Data excerpts —
------------
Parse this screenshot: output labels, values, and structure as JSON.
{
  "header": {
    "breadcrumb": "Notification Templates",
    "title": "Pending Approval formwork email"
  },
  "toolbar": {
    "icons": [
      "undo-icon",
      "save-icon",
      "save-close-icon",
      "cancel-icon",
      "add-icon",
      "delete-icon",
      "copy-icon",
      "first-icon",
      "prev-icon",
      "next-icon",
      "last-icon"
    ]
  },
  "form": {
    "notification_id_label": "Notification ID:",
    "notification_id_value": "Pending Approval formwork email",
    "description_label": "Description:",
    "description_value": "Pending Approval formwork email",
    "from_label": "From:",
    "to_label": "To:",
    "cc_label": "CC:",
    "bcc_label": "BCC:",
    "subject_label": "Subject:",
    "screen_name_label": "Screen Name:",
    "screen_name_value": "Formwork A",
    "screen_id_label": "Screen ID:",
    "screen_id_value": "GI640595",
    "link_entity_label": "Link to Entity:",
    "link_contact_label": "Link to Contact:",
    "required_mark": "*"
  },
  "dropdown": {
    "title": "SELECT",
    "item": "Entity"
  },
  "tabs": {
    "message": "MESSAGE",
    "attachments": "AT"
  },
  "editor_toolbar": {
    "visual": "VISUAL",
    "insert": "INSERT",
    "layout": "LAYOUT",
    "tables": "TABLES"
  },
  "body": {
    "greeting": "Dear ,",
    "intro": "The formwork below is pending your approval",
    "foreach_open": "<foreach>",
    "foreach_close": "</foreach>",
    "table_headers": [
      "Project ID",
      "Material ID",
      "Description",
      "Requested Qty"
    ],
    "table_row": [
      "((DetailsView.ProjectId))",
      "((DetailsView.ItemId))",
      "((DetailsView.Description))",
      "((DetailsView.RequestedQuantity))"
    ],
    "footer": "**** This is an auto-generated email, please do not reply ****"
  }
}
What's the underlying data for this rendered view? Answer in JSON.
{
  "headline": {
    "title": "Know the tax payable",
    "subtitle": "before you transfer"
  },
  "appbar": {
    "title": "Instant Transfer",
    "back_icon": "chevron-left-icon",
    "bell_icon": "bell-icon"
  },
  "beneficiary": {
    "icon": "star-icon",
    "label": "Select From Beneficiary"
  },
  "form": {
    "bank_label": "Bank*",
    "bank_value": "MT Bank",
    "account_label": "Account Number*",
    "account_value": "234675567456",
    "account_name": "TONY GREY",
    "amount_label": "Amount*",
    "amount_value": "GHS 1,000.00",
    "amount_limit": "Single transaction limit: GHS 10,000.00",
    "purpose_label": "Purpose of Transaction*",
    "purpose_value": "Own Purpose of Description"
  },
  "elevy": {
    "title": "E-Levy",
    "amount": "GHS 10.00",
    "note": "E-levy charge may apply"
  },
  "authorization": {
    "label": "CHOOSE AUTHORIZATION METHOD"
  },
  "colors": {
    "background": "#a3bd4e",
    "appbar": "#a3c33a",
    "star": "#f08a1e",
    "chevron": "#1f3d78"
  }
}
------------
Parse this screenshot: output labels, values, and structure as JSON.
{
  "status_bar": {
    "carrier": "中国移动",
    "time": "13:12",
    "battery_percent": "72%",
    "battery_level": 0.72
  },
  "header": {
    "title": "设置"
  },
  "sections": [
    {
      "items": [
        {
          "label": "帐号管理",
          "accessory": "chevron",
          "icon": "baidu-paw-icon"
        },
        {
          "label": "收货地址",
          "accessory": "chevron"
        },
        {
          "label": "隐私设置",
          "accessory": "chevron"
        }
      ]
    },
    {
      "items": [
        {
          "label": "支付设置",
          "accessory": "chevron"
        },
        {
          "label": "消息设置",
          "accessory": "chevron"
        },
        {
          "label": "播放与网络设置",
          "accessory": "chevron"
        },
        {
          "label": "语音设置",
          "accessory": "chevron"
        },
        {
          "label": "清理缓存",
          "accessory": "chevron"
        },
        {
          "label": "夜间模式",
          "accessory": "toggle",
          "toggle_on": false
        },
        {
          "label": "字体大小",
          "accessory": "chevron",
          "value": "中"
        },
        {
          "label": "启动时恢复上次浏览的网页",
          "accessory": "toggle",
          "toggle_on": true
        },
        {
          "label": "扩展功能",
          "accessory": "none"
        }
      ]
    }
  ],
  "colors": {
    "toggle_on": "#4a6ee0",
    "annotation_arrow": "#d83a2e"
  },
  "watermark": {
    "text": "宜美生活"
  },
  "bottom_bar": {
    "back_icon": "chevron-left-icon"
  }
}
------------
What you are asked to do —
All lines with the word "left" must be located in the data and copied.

Your solution —
    "back_icon": "chevron-left-icon",
    "back_icon": "chevron-left-icon"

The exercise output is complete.